Improvement in Trainees’ Attitude and Resuscitation Quality With Repeated Cardiopulmonary Resuscitation Training: Cross-Sectional Simulation Study

    loading  Checking for direct PDF access through Ovid



This study investigated the effect of increasing numbers of training sessions in cardiopulmonary resuscitation (CPR) on trainees’ attitude and CPR quality.


Cardiopulmonary resuscitation training for hospital employees was held every year from 2006 to 2010. Participants were recruited among the trainees in 2010. The trainees’ attitudes toward CPR were surveyed by questionnaire, and the quality of their CPR was measured using 5-cycle 30:2 CPR on a manikin. Participants were categorized according to the number of consecutive CPR training sessions as T1 (only 2010), T2 (2009 and 2010), T3 (from 2008 to 2010) and T4–5 (from 2006 or 2007 to 2010). The trainee attitude and CPR quality were compared among the 4 groups.
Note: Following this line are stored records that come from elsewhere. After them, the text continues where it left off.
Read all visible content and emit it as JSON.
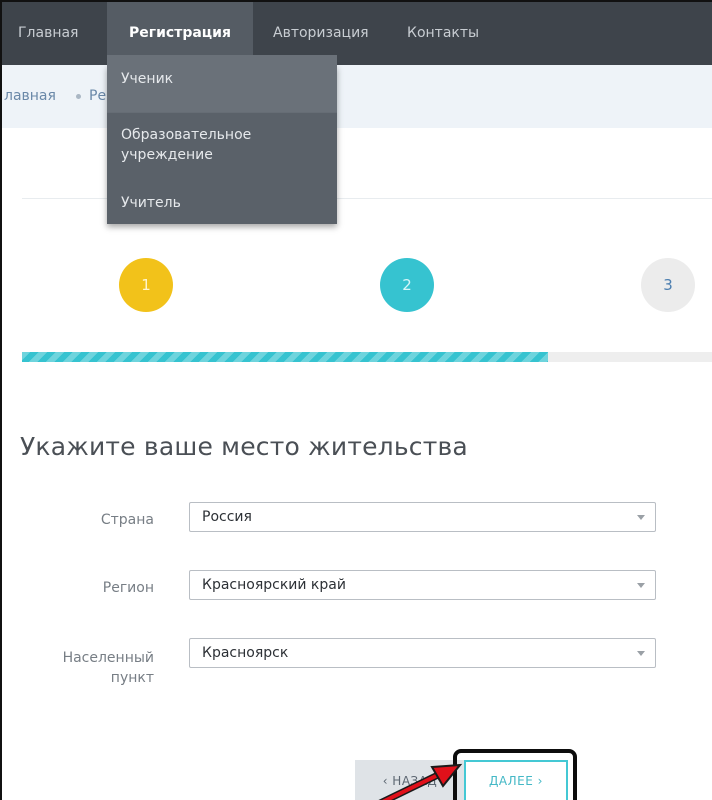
{
  "nav": {
    "items": [
      {
        "label": "Главная"
      },
      {
        "label": "Регистрация"
      },
      {
        "label": "Авторизация"
      },
      {
        "label": "Контакты"
      }
    ]
  },
  "breadcrumb": {
    "items": [
      {
        "label": "лавная"
      },
      {
        "label": "Ре"
      }
    ]
  },
  "dropdown": {
    "items": [
      {
        "label": "Ученик"
      },
      {
        "label_line1": "Образовательное",
        "label_line2": "учреждение"
      },
      {
        "label": "Учитель"
      }
    ]
  },
  "steps": [
    "1",
    "2",
    "3"
  ],
  "progress": {
    "fraction": 0.76
  },
  "heading": "Укажите ваше место жительства",
  "form": {
    "country": {
      "label": "Страна",
      "value": "Россия"
    },
    "region": {
      "label": "Регион",
      "value": "Красноярский край"
    },
    "city": {
      "label_line1": "Населенный",
      "label_line2": "пункт",
      "value": "Красноярск"
    }
  },
  "buttons": {
    "back": "‹ НАЗАД",
    "next": "ДАЛЕЕ ›"
  },
  "colors": {
    "navbar": "#3e444b",
    "step1": "#f2c21a",
    "step2": "#36c3d0",
    "step3": "#ececec",
    "accent": "#36c3d0",
    "annotation_arrow": "#e0101a"
  }
}
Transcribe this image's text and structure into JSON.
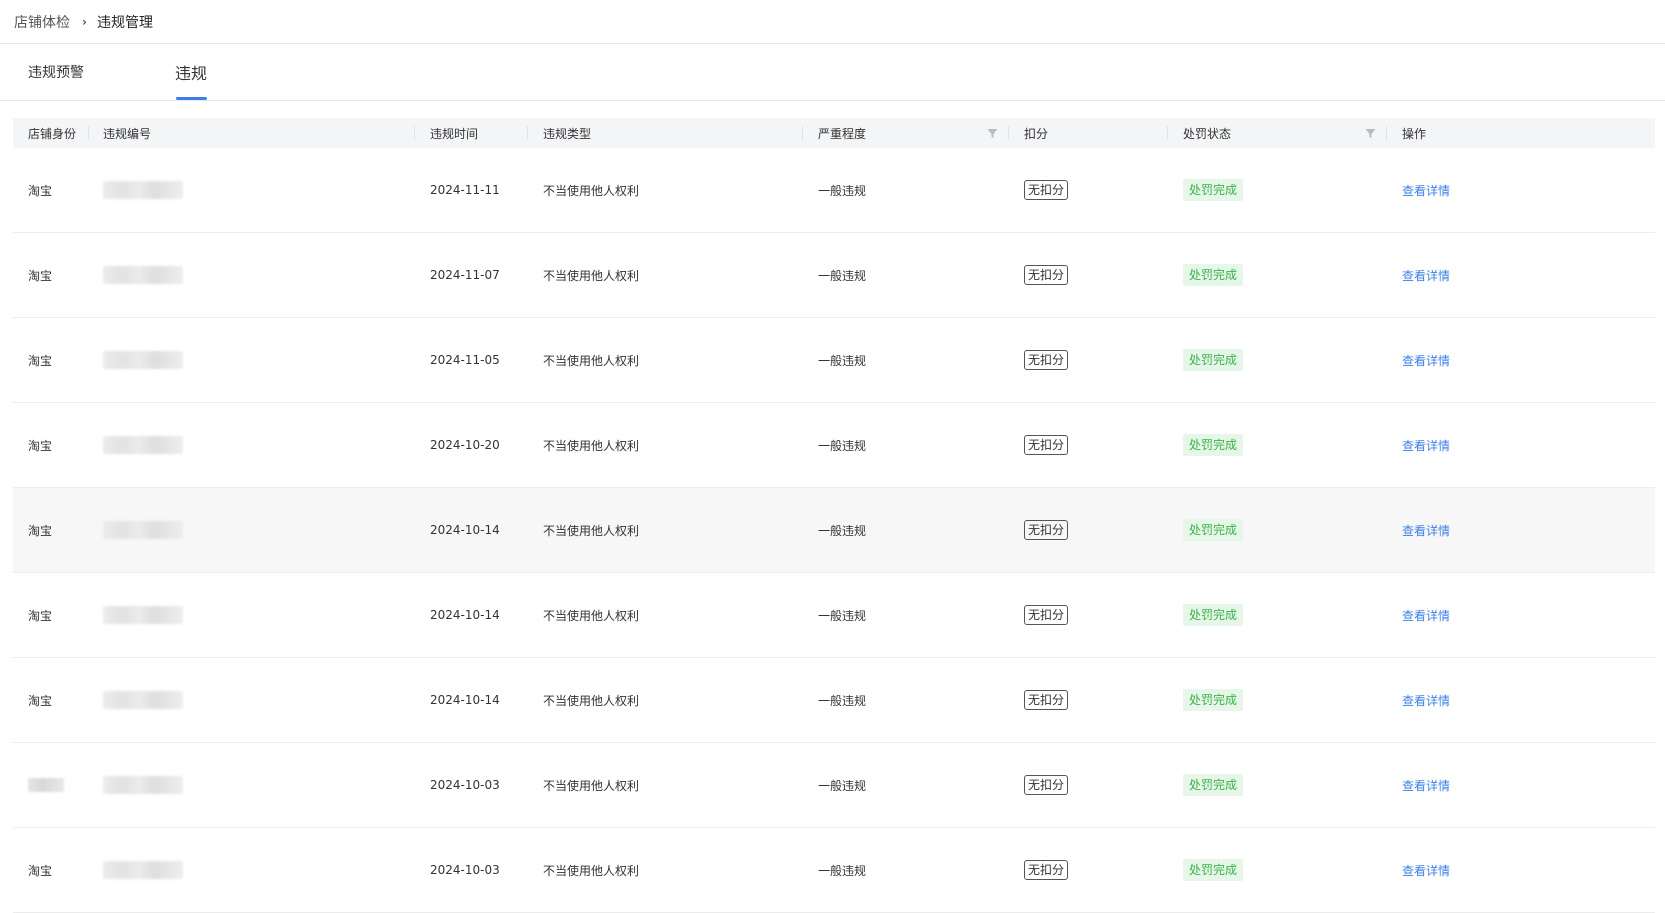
{
  "breadcrumb": {
    "parent": "店铺体检",
    "separator": "›",
    "current": "违规管理"
  },
  "tabs": [
    {
      "label": "违规预警",
      "active": false
    },
    {
      "label": "违规",
      "active": true
    }
  ],
  "table": {
    "columns": {
      "identity": "店铺身份",
      "id": "违规编号",
      "time": "违规时间",
      "type": "违规类型",
      "severity": "严重程度",
      "score": "扣分",
      "status": "处罚状态",
      "action": "操作"
    },
    "rows": [
      {
        "identity": "淘宝",
        "id_blurred": true,
        "time": "2024-11-11",
        "type": "不当使用他人权利",
        "severity": "一般违规",
        "score": "无扣分",
        "status": "处罚完成",
        "action": "查看详情"
      },
      {
        "identity": "淘宝",
        "id_blurred": true,
        "time": "2024-11-07",
        "type": "不当使用他人权利",
        "severity": "一般违规",
        "score": "无扣分",
        "status": "处罚完成",
        "action": "查看详情"
      },
      {
        "identity": "淘宝",
        "id_blurred": true,
        "time": "2024-11-05",
        "type": "不当使用他人权利",
        "severity": "一般违规",
        "score": "无扣分",
        "status": "处罚完成",
        "action": "查看详情"
      },
      {
        "identity": "淘宝",
        "id_blurred": true,
        "time": "2024-10-20",
        "type": "不当使用他人权利",
        "severity": "一般违规",
        "score": "无扣分",
        "status": "处罚完成",
        "action": "查看详情"
      },
      {
        "identity": "淘宝",
        "id_blurred": true,
        "time": "2024-10-14",
        "type": "不当使用他人权利",
        "severity": "一般违规",
        "score": "无扣分",
        "status": "处罚完成",
        "action": "查看详情",
        "hovered": true
      },
      {
        "identity": "淘宝",
        "id_blurred": true,
        "time": "2024-10-14",
        "type": "不当使用他人权利",
        "severity": "一般违规",
        "score": "无扣分",
        "status": "处罚完成",
        "action": "查看详情"
      },
      {
        "identity": "淘宝",
        "id_blurred": true,
        "time": "2024-10-14",
        "type": "不当使用他人权利",
        "severity": "一般违规",
        "score": "无扣分",
        "status": "处罚完成",
        "action": "查看详情"
      },
      {
        "identity": "",
        "identity_blurred": true,
        "id_blurred": true,
        "time": "2024-10-03",
        "type": "不当使用他人权利",
        "severity": "一般违规",
        "score": "无扣分",
        "status": "处罚完成",
        "action": "查看详情"
      },
      {
        "identity": "淘宝",
        "id_blurred": true,
        "time": "2024-10-03",
        "type": "不当使用他人权利",
        "severity": "一般违规",
        "score": "无扣分",
        "status": "处罚完成",
        "action": "查看详情"
      }
    ]
  },
  "icons": {
    "filter": "filter-icon",
    "chevron": "chevron-right-icon"
  },
  "colors": {
    "accent": "#3d7fe6",
    "status_text": "#3cb24a",
    "status_bg": "#e6f6e8",
    "header_bg": "#f4f5f7"
  }
}
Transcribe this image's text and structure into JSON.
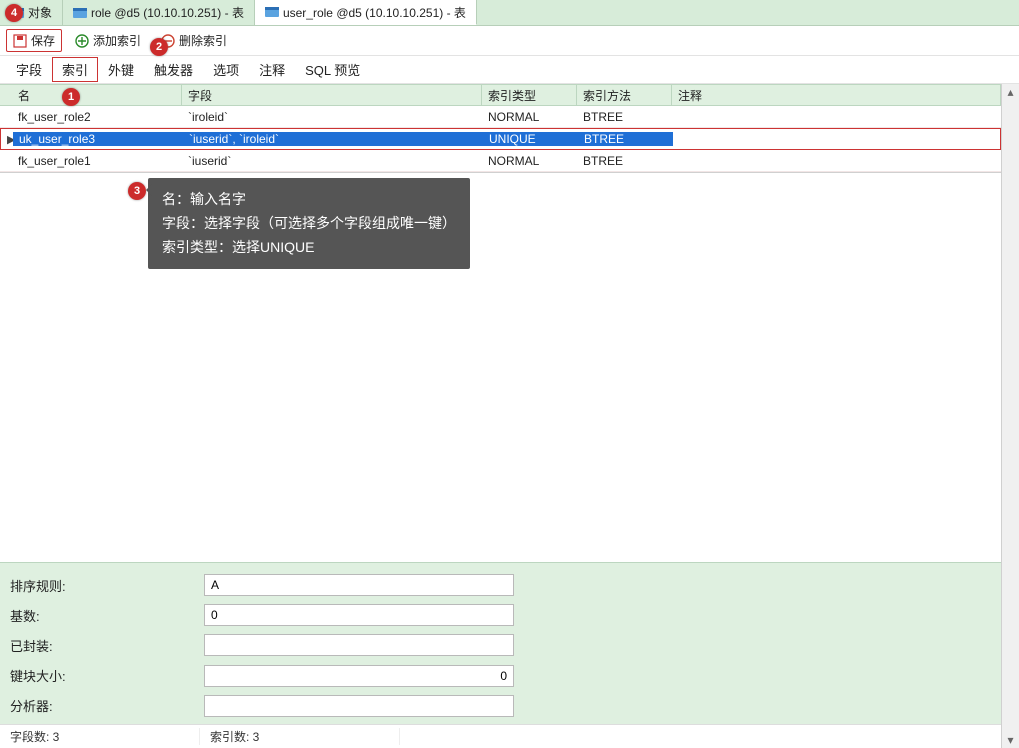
{
  "tabs": [
    {
      "label": "对象",
      "icon": "table-icon"
    },
    {
      "label": "role @d5 (10.10.10.251) - 表",
      "icon": "table-icon"
    },
    {
      "label": "user_role @d5 (10.10.10.251) - 表",
      "icon": "table-icon"
    }
  ],
  "active_tab": 2,
  "toolbar": {
    "save": "保存",
    "add_index": "添加索引",
    "del_index": "删除索引"
  },
  "subtabs": [
    "字段",
    "索引",
    "外键",
    "触发器",
    "选项",
    "注释",
    "SQL 预览"
  ],
  "active_subtab": 1,
  "grid": {
    "columns": [
      "名",
      "字段",
      "索引类型",
      "索引方法",
      "注释"
    ],
    "rows": [
      {
        "name": "fk_user_role2",
        "fields": "`iroleid`",
        "type": "NORMAL",
        "method": "BTREE",
        "comment": ""
      },
      {
        "name": "uk_user_role3",
        "fields": "`iuserid`, `iroleid`",
        "type": "UNIQUE",
        "method": "BTREE",
        "comment": ""
      },
      {
        "name": "fk_user_role1",
        "fields": "`iuserid`",
        "type": "NORMAL",
        "method": "BTREE",
        "comment": ""
      }
    ],
    "selected_row": 1
  },
  "callout": {
    "line1": "名：输入名字",
    "line2": "字段：选择字段（可选择多个字段组成唯一键）",
    "line3": "索引类型：选择UNIQUE"
  },
  "props": {
    "labels": {
      "collation": "排序规则:",
      "cardinality": "基数:",
      "packed": "已封装:",
      "block_size": "键块大小:",
      "parser": "分析器:"
    },
    "values": {
      "collation": "A",
      "cardinality": "0",
      "packed": "",
      "block_size": "0",
      "parser": ""
    }
  },
  "status": {
    "fields": "字段数: 3",
    "indexes": "索引数: 3"
  },
  "annotations": {
    "1": "名列标题",
    "2": "删除索引按钮",
    "3": "提示说明",
    "4": "对象标签页"
  },
  "colors": {
    "accent_red": "#cc2b2b",
    "select_blue": "#1f6fd6",
    "panel_green": "#dff0e0"
  }
}
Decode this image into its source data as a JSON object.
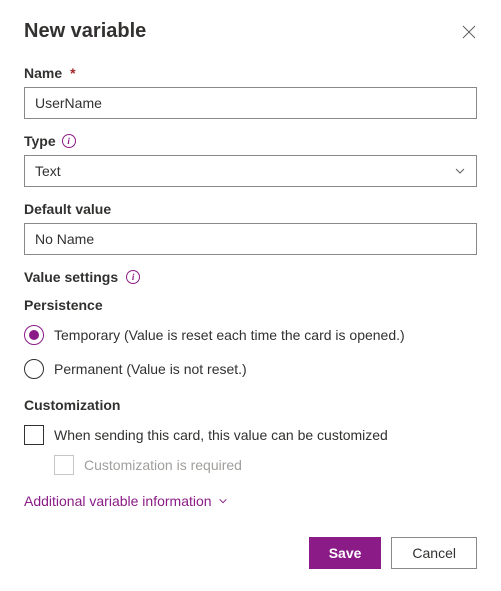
{
  "dialog": {
    "title": "New variable"
  },
  "fields": {
    "name": {
      "label": "Name",
      "required": "*",
      "value": "UserName"
    },
    "type": {
      "label": "Type",
      "value": "Text"
    },
    "defaultValue": {
      "label": "Default value",
      "value": "No Name"
    }
  },
  "valueSettings": {
    "label": "Value settings"
  },
  "persistence": {
    "label": "Persistence",
    "options": {
      "temporary": "Temporary (Value is reset each time the card is opened.)",
      "permanent": "Permanent (Value is not reset.)"
    }
  },
  "customization": {
    "label": "Customization",
    "whenSending": "When sending this card, this value can be customized",
    "required": "Customization is required"
  },
  "additionalInfo": {
    "label": "Additional variable information"
  },
  "buttons": {
    "save": "Save",
    "cancel": "Cancel"
  }
}
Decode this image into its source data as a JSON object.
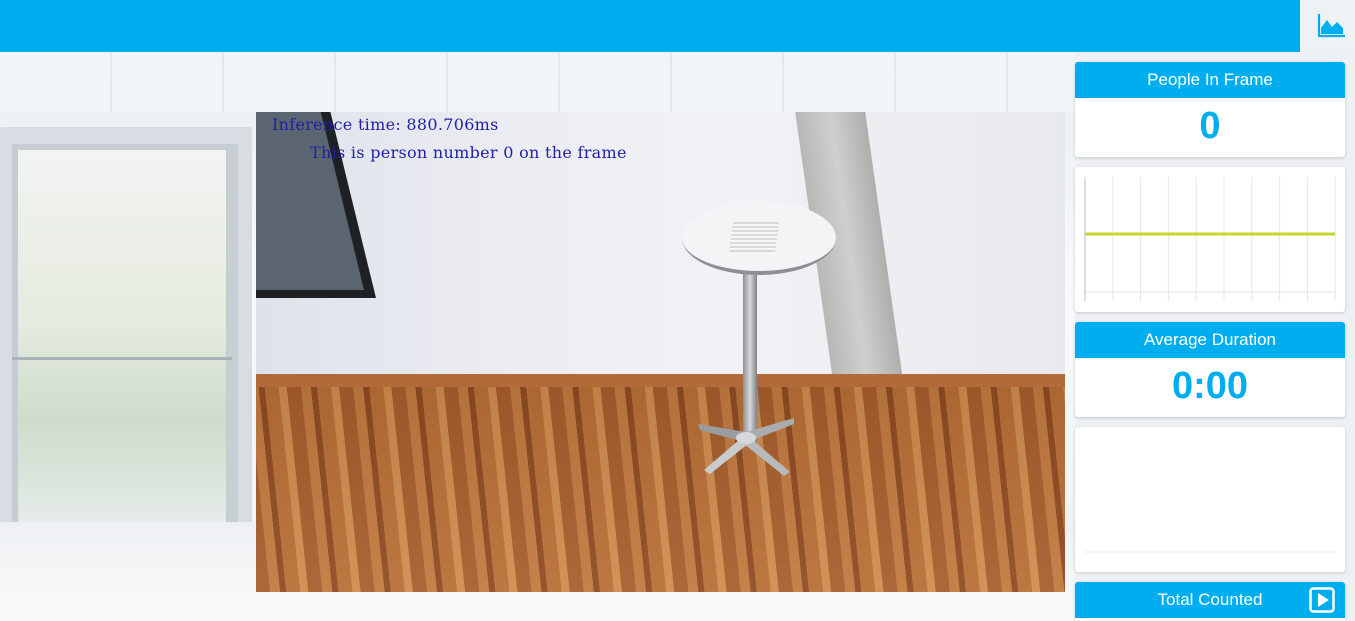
{
  "header": {
    "stats_icon": "area-chart-icon",
    "accent": "#00aeef"
  },
  "video": {
    "overlay_lines": [
      "Inference time: 880.706ms",
      "This is person number 0 on the frame"
    ],
    "overlay_color": "#1f1fa8"
  },
  "panel": {
    "people_in_frame": {
      "label": "People In Frame",
      "value": "0"
    },
    "people_chart": {
      "line_color": "#c6d82a",
      "gridlines": 9
    },
    "average_duration": {
      "label": "Average Duration",
      "value": "0:00"
    },
    "total_counted": {
      "label": "Total Counted",
      "action_icon": "play-icon"
    }
  }
}
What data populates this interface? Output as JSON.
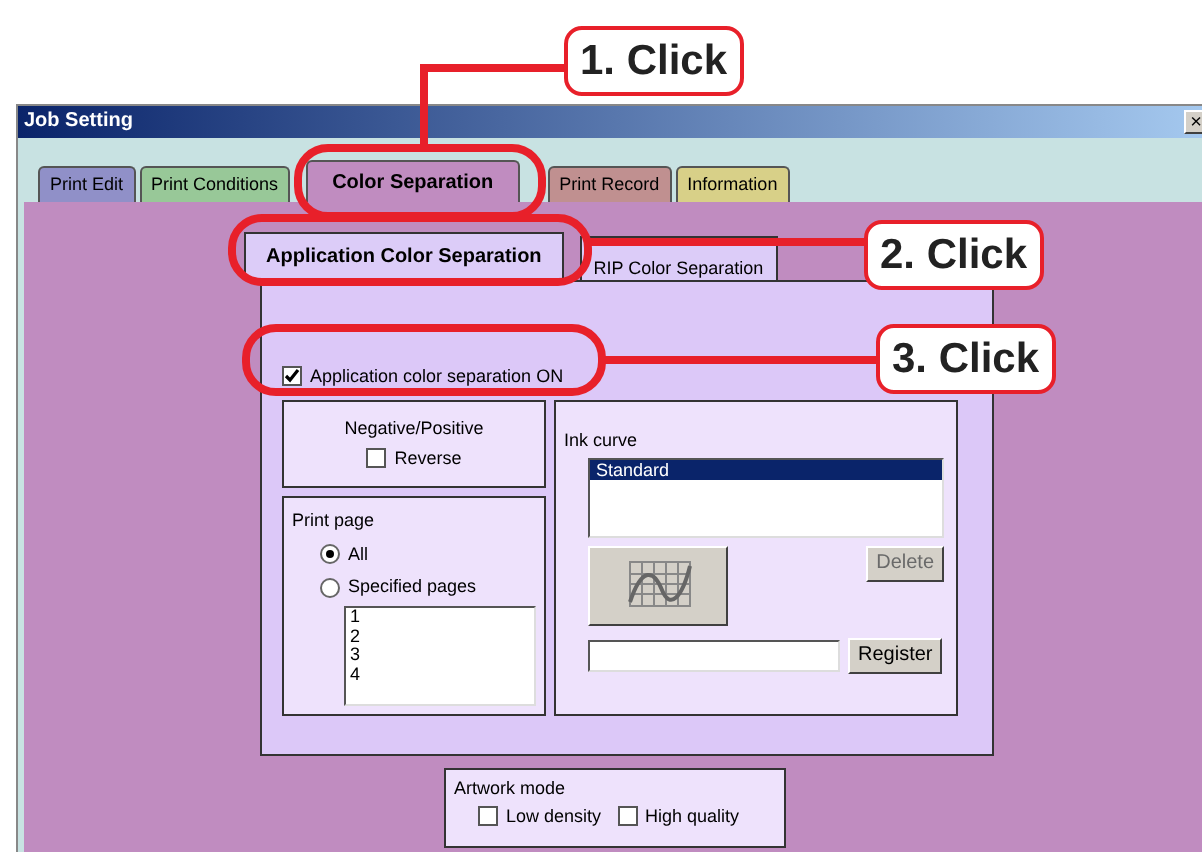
{
  "window": {
    "title": "Job Setting",
    "close": "×"
  },
  "tabs": [
    {
      "label": "Print Edit",
      "selected": false,
      "color": "#9090c8"
    },
    {
      "label": "Print Conditions",
      "selected": false,
      "color": "#98c898"
    },
    {
      "label": "Color Separation",
      "selected": true,
      "color": "#c08cc0"
    },
    {
      "label": "Print Record",
      "selected": false,
      "color": "#c09090"
    },
    {
      "label": "Information",
      "selected": false,
      "color": "#d8d088"
    }
  ],
  "subtabs": [
    {
      "label": "Application Color Separation",
      "selected": true
    },
    {
      "label": "RIP Color Separation",
      "selected": false
    }
  ],
  "app_separation": {
    "label": "Application color separation ON",
    "checked": true
  },
  "negative_positive": {
    "title": "Negative/Positive",
    "reverse": {
      "label": "Reverse",
      "checked": false
    }
  },
  "print_page": {
    "title": "Print page",
    "options": [
      {
        "label": "All",
        "selected": true
      },
      {
        "label": "Specified pages",
        "selected": false
      }
    ],
    "pages": [
      "1",
      "2",
      "3",
      "4"
    ]
  },
  "ink_curve": {
    "title": "Ink curve",
    "items": [
      {
        "label": "Standard",
        "selected": true
      }
    ],
    "delete": {
      "label": "Delete",
      "disabled": true
    },
    "register": "Register"
  },
  "artwork_mode": {
    "title": "Artwork mode",
    "options": [
      {
        "label": "Low density",
        "checked": false
      },
      {
        "label": "High quality",
        "checked": false
      }
    ]
  },
  "callouts": [
    {
      "label": "1. Click"
    },
    {
      "label": "2. Click"
    },
    {
      "label": "3. Click"
    }
  ]
}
Of 923 CPR trainees, 267 were enrolled in the study. There was significant increase in willingness to start CPR and confidence in chest compression and mouth-to-mouth ventilation (MTMV) with increasing number of CPR training sessions attended (especially for ≥ 3 sessions). There was a significant increase in mean compression depth and decrease in percentage of chest compressions with depth of less than 38 mm in the T3 and T4–5 compared with the T1 and T2. No-flow time decreased significantly, and the percentage of MTMV with visible chest rise increased, as the number of training sessions increased.


Repeated CPR training improved trainees’ attitude and CPR quality. Because the number of training sessions increased (≥3), the willingness to start CPR and the confidence in skills increased significantly, and chest compression depth, no-flow time, and MTMV improved.

Related Topics

    loading  Loading Related Articles